Flat Preloader Icon

Working with kids along the eastern frontline.



What happens to a child when they have hardly any contact with their peers? When school lessons only take place online and there are no sports or cultural activities? In February 2024, there were still 33,000 children living in the Donetsk region. 33,000 children who will one day shape the future of Ukraine – and so far have known almost nothing but war and loneliness. Base UA regularly organizes art courses and educational events for them – throughout the region, including dangerous places like Kostiantynivka. In Kramatorsk, we run a cultural space for children and young people – the TERYKON.

All too often, these kids came into contact with volunteers who would show up, give them sweets or toys, take photos and disappear again. Relationships could never be built, trust never gained and contacts never maintained. Although this and social interaction are the most essential things for healthy development.

Base UA wants to provide sustainable help and give them a safe space. Our aim is to build trusting and long-term relationships with the children, which is why we usually work in smaller groups. Our main priority is the quality of our work and an individual, systematic approach for each child.

Since the end of 2023, our cultural space TERYKON in Kramatorsk has opened almost every day. This space gives us the opportunity to expand the areas of our work and introduce more systematic classes in several artistic fields. We are working on organizing classes in English, sex education, graphic design, programming and photography. We have created an open space where children and young people can feel safe both physically and mentally. A place where they can come together and hang out, but also learn, develop and discover themselves.

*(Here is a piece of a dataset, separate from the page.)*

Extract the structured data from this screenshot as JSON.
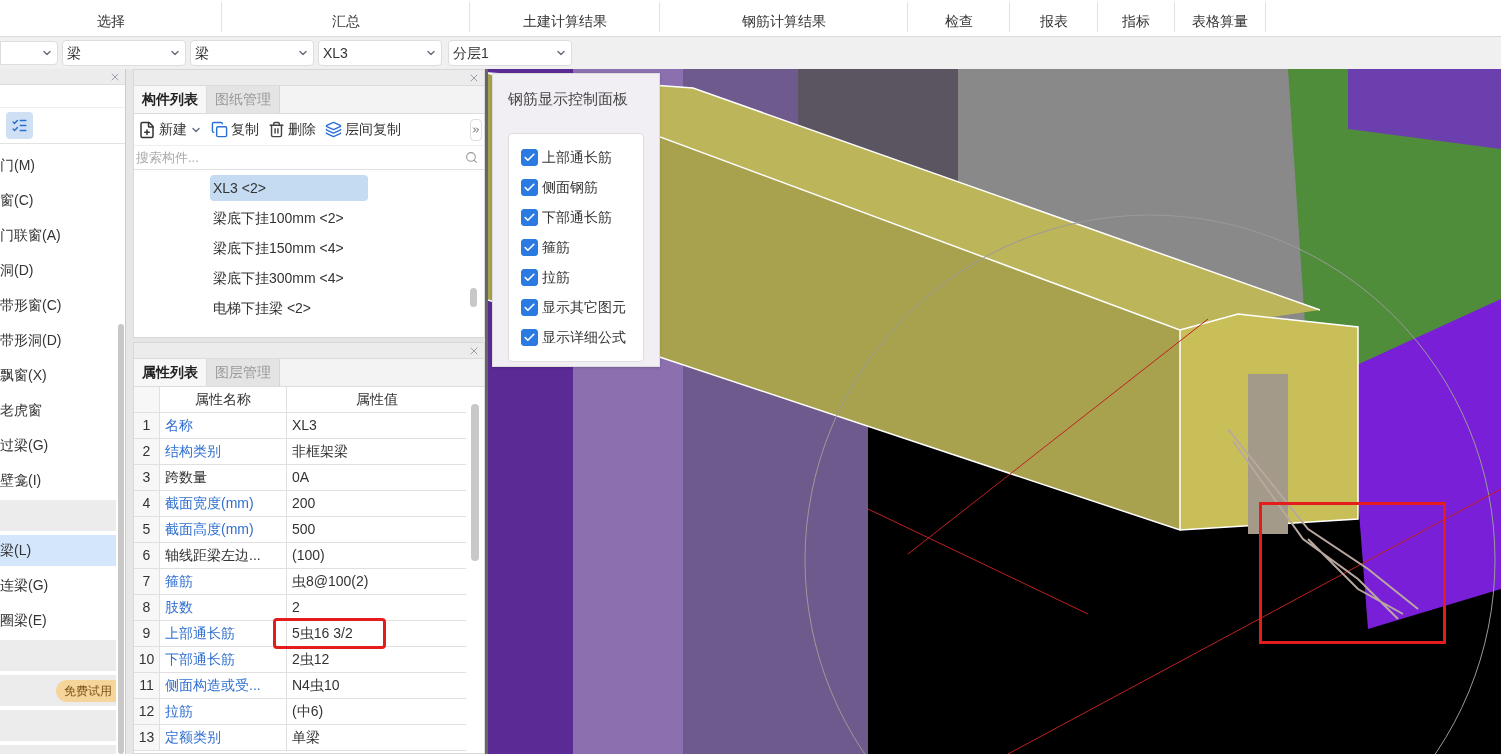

Our primary focus is on the well-being of children and teenagers, recognizing them as the most vulnerable demographic affected by the ongoing conflict. Throughout the global pandemic, these young individuals have been confined to online schooling, depriving them of vital peer interaction. Many of their friends have relocated both within Ukraine and abroad, further exacerbating their sense of isolation